§ Task directions
All of the data below should be set down again verbatim, without any images.

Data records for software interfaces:
_ _ _ _
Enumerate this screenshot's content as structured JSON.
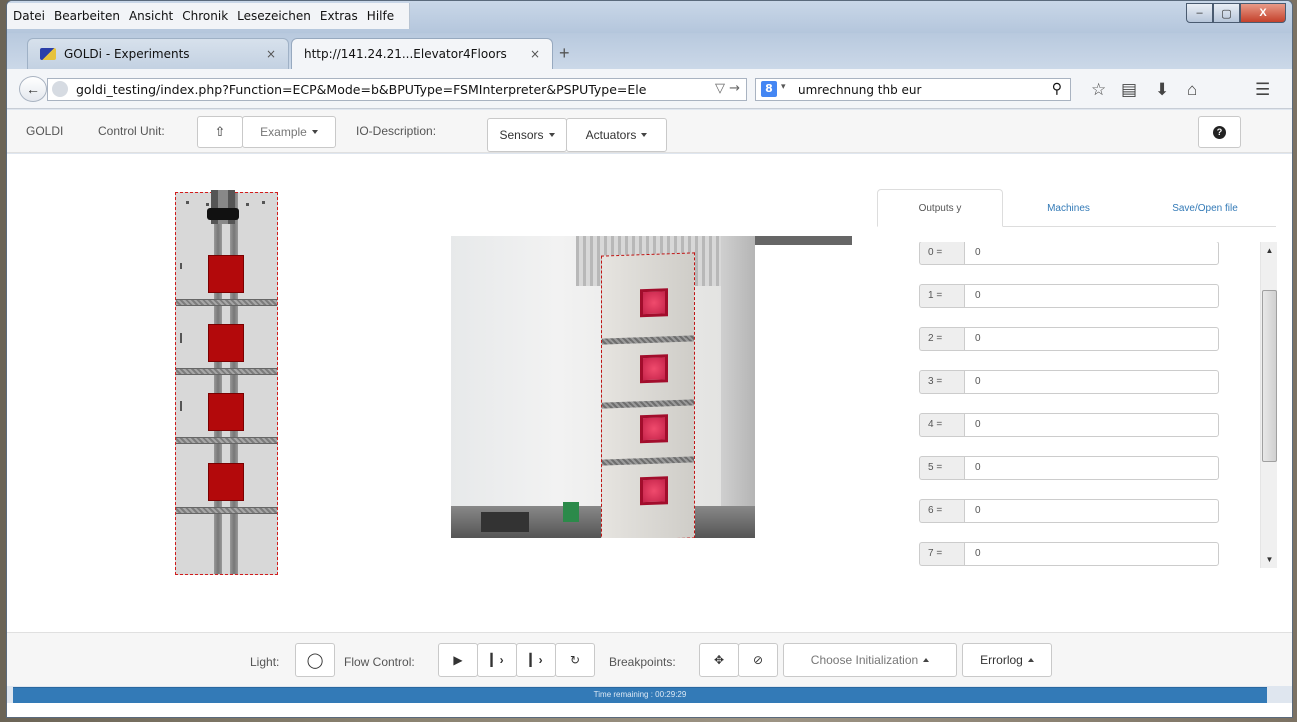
{
  "menu": [
    "Datei",
    "Bearbeiten",
    "Ansicht",
    "Chronik",
    "Lesezeichen",
    "Extras",
    "Hilfe"
  ],
  "window_controls": {
    "minimize": "–",
    "maximize": "▢",
    "close": "X"
  },
  "tabs": [
    {
      "title": "GOLDi - Experiments",
      "close": "×"
    },
    {
      "title": "http://141.24.21...Elevator4Floors",
      "close": "×"
    }
  ],
  "new_tab": "+",
  "address_bar": {
    "url": "goldi_testing/index.php?Function=ECP&Mode=b&BPUType=FSMInterpreter&PSPUType=Ele",
    "dropdown": "▽ →"
  },
  "search_bar": {
    "engine": "8",
    "engine_dropdown": "▾",
    "query": "umrechnung thb eur"
  },
  "toolbar_icons": [
    "search-icon",
    "star-icon",
    "reading-list-icon",
    "download-icon",
    "home-icon",
    "menu-icon"
  ],
  "appbar": {
    "brand": "GOLDI",
    "control_unit_label": "Control Unit:",
    "example_label": "Example",
    "io_description_label": "IO-Description:",
    "sensors_label": "Sensors",
    "actuators_label": "Actuators",
    "help_icon": "?"
  },
  "panel": {
    "tabs": [
      {
        "label": "Outputs y",
        "active": true
      },
      {
        "label": "Machines",
        "active": false
      },
      {
        "label": "Save/Open file",
        "active": false
      }
    ],
    "outputs": [
      {
        "index": "0 =",
        "value": "0"
      },
      {
        "index": "1 =",
        "value": "0"
      },
      {
        "index": "2 =",
        "value": "0"
      },
      {
        "index": "3 =",
        "value": "0"
      },
      {
        "index": "4 =",
        "value": "0"
      },
      {
        "index": "5 =",
        "value": "0"
      },
      {
        "index": "6 =",
        "value": "0"
      },
      {
        "index": "7 =",
        "value": "0"
      }
    ]
  },
  "bottombar": {
    "light_label": "Light:",
    "flow_control_label": "Flow Control:",
    "breakpoints_label": "Breakpoints:",
    "choose_init_label": "Choose Initialization",
    "errorlog_label": "Errorlog"
  },
  "progress": {
    "text": "Time remaining : 00:29:29",
    "fraction": 1.0
  },
  "colors": {
    "accent": "#337ab7",
    "cab": "#b3090b",
    "link": "#337ab7"
  }
}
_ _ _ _
§ Problem solution
Enumerate this screenshot's content as structured JSON.
{
  "menu": [
    "Datei",
    "Bearbeiten",
    "Ansicht",
    "Chronik",
    "Lesezeichen",
    "Extras",
    "Hilfe"
  ],
  "window_controls": {
    "minimize": "–",
    "maximize": "▢",
    "close": "X"
  },
  "tabs": [
    {
      "title": "GOLDi - Experiments",
      "close": "×"
    },
    {
      "title": "http://141.24.21...Elevator4Floors",
      "close": "×"
    }
  ],
  "new_tab": "+",
  "address_bar": {
    "url": "goldi_testing/index.php?Function=ECP&Mode=b&BPUType=FSMInterpreter&PSPUType=Ele",
    "dropdown": "▽ →"
  },
  "search_bar": {
    "engine": "8",
    "engine_dropdown": "▾",
    "query": "umrechnung thb eur"
  },
  "toolbar_icons": [
    "search-icon",
    "star-icon",
    "reading-list-icon",
    "download-icon",
    "home-icon",
    "menu-icon"
  ],
  "appbar": {
    "brand": "GOLDI",
    "control_unit_label": "Control Unit:",
    "example_label": "Example",
    "io_description_label": "IO-Description:",
    "sensors_label": "Sensors",
    "actuators_label": "Actuators",
    "help_icon": "?"
  },
  "panel": {
    "tabs": [
      {
        "label": "Outputs y",
        "active": true
      },
      {
        "label": "Machines",
        "active": false
      },
      {
        "label": "Save/Open file",
        "active": false
      }
    ],
    "outputs": [
      {
        "index": "0 =",
        "value": "0"
      },
      {
        "index": "1 =",
        "value": "0"
      },
      {
        "index": "2 =",
        "value": "0"
      },
      {
        "index": "3 =",
        "value": "0"
      },
      {
        "index": "4 =",
        "value": "0"
      },
      {
        "index": "5 =",
        "value": "0"
      },
      {
        "index": "6 =",
        "value": "0"
      },
      {
        "index": "7 =",
        "value": "0"
      }
    ]
  },
  "bottombar": {
    "light_label": "Light:",
    "flow_control_label": "Flow Control:",
    "breakpoints_label": "Breakpoints:",
    "choose_init_label": "Choose Initialization",
    "errorlog_label": "Errorlog"
  },
  "progress": {
    "text": "Time remaining : 00:29:29",
    "fraction": 1.0
  },
  "colors": {
    "accent": "#337ab7",
    "cab": "#b3090b",
    "link": "#337ab7"
  }
}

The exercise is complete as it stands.